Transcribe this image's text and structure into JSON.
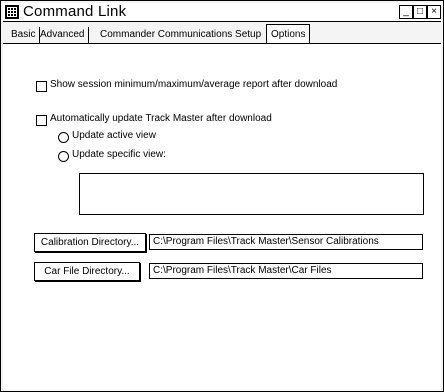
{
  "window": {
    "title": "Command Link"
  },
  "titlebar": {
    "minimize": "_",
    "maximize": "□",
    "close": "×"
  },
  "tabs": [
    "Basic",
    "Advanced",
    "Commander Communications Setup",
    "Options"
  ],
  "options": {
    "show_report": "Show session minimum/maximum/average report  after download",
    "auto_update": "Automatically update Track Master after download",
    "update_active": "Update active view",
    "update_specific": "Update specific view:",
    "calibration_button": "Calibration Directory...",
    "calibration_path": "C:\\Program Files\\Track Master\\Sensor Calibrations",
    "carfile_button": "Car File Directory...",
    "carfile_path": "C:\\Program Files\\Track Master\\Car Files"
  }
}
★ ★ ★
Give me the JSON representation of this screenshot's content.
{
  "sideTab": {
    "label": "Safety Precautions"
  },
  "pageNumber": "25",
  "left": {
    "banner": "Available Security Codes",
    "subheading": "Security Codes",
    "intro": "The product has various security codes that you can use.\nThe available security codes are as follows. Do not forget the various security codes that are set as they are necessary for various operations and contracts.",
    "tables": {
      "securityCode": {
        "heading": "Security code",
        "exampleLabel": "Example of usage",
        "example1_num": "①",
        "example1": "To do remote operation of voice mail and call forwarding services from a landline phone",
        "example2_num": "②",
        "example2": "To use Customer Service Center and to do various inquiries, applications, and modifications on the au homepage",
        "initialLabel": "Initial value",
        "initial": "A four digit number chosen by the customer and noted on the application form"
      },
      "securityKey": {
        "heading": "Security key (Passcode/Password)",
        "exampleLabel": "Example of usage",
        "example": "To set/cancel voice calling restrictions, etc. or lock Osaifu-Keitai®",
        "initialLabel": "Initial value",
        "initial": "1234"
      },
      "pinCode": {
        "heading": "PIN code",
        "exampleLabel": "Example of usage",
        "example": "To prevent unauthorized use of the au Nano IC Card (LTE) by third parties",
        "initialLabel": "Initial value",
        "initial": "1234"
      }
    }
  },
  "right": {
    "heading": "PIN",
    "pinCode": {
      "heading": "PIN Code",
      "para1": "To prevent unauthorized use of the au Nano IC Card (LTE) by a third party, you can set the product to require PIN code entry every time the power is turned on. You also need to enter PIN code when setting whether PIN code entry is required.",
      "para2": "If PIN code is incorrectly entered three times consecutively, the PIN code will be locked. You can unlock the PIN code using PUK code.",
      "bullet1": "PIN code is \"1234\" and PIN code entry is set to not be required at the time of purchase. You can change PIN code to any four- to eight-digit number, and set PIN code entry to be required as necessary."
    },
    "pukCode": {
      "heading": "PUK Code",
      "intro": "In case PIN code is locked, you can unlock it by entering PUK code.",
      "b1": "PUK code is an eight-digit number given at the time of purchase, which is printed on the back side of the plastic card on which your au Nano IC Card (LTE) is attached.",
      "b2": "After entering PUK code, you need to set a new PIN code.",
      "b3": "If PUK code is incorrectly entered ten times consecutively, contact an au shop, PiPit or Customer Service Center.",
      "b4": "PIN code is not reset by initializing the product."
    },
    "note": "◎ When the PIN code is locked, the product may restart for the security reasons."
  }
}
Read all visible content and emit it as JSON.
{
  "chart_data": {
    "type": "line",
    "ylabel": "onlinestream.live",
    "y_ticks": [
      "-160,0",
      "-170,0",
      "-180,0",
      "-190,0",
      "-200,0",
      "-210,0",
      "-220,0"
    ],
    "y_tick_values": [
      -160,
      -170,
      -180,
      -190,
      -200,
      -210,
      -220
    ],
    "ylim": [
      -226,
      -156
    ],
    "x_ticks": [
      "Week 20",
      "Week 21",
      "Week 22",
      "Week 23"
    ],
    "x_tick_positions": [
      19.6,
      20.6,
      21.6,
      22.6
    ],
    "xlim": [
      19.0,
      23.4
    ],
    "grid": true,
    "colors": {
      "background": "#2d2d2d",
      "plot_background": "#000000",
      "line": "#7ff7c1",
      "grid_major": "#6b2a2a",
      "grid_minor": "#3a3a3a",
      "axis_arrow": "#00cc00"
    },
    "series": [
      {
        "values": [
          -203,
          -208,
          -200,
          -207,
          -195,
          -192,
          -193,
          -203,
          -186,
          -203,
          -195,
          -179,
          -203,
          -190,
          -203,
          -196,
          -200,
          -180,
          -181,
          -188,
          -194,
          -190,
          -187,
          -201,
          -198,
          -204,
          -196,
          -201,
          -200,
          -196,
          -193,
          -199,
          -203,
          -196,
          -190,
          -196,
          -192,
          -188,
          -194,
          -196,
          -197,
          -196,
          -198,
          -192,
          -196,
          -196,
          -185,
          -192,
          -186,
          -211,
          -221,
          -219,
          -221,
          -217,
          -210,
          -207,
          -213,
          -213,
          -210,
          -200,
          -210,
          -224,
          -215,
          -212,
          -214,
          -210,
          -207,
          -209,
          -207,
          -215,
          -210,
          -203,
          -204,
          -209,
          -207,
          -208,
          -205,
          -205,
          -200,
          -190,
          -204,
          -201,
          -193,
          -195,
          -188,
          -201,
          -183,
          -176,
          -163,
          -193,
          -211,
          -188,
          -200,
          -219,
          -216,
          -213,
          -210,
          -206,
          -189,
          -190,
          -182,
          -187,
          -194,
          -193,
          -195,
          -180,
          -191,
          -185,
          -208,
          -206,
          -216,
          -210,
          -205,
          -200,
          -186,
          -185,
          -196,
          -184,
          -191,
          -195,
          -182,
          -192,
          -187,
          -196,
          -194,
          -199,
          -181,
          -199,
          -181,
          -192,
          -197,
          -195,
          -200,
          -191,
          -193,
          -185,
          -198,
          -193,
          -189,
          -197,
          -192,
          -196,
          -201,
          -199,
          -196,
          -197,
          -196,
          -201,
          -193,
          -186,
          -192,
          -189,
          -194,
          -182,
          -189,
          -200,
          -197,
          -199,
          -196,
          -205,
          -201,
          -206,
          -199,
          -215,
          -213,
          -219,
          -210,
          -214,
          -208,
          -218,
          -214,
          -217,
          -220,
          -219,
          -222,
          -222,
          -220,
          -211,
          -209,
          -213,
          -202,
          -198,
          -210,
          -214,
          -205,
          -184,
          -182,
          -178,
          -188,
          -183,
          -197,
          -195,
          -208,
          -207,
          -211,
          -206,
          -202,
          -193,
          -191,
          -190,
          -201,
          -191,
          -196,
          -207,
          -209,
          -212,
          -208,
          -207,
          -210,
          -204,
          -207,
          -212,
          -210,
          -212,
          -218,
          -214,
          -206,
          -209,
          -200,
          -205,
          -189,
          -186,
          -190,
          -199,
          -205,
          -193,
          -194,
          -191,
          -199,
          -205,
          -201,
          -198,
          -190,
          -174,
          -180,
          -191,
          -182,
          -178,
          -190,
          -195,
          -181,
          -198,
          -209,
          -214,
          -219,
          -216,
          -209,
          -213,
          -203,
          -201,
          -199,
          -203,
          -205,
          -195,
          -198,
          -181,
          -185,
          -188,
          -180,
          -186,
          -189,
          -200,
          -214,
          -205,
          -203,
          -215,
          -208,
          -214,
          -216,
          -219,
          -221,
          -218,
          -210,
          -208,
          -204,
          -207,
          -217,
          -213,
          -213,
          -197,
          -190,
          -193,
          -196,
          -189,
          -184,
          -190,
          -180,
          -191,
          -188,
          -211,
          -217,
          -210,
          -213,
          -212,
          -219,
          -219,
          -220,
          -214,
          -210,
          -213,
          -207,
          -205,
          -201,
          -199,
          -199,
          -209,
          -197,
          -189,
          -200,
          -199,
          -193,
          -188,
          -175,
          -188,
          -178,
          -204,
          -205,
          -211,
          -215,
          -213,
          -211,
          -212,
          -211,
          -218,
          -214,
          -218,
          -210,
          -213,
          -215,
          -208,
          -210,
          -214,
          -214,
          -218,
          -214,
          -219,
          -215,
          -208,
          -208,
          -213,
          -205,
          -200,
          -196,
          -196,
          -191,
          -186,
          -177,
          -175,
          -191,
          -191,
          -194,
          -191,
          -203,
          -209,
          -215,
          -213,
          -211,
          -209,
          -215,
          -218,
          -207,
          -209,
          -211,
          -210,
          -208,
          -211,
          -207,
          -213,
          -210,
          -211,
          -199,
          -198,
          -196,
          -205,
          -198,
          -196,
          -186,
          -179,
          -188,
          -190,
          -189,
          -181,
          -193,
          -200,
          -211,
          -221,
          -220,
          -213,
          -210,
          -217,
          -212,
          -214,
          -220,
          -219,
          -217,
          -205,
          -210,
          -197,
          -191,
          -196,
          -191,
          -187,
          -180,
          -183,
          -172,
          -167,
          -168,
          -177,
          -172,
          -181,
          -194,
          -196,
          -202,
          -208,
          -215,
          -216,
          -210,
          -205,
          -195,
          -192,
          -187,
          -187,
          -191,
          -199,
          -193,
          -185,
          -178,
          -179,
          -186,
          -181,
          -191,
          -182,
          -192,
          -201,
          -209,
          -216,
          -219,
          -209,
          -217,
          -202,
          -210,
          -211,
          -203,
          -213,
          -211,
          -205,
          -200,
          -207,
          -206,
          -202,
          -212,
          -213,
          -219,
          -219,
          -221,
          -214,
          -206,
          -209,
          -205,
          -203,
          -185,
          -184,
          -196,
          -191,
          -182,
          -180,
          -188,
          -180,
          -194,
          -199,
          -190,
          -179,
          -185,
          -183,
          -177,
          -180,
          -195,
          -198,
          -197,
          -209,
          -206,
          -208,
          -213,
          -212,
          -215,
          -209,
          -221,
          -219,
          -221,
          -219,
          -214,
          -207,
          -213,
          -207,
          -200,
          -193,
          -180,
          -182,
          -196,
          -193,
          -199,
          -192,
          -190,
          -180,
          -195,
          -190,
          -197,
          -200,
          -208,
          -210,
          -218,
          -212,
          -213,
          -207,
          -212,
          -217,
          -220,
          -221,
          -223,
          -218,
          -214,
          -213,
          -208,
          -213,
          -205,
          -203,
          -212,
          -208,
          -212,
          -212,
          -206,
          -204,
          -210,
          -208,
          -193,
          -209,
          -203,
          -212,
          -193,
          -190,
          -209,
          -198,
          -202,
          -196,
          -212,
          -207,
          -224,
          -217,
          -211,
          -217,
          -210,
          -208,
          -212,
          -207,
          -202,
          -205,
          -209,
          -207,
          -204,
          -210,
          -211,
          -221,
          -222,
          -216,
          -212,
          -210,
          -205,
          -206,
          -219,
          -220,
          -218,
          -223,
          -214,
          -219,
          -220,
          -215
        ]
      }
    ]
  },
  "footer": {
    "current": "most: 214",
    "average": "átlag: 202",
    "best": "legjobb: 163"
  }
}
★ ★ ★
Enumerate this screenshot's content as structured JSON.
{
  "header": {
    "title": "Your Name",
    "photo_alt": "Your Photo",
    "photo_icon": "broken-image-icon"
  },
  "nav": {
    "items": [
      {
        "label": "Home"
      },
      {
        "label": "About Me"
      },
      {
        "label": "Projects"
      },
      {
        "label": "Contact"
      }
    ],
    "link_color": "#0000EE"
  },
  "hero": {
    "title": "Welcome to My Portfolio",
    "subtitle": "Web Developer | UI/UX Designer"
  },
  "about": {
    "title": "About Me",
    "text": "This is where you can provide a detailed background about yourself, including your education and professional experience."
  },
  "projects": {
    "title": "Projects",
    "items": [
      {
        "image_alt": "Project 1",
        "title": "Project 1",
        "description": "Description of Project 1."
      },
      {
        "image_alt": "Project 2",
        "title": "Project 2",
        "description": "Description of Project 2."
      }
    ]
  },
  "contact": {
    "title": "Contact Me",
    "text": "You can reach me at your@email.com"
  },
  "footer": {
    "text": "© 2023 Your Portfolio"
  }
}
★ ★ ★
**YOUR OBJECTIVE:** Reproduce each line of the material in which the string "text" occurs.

**ANSWER SECTION:**
Transcribe this image's text and structure into JSON.
    "text": "This is where you can provide a detailed background about yourself, including your education and professional experience."
    "text": "You can reach me at your@email.com"
    "text": "© 2023 Your Portfolio"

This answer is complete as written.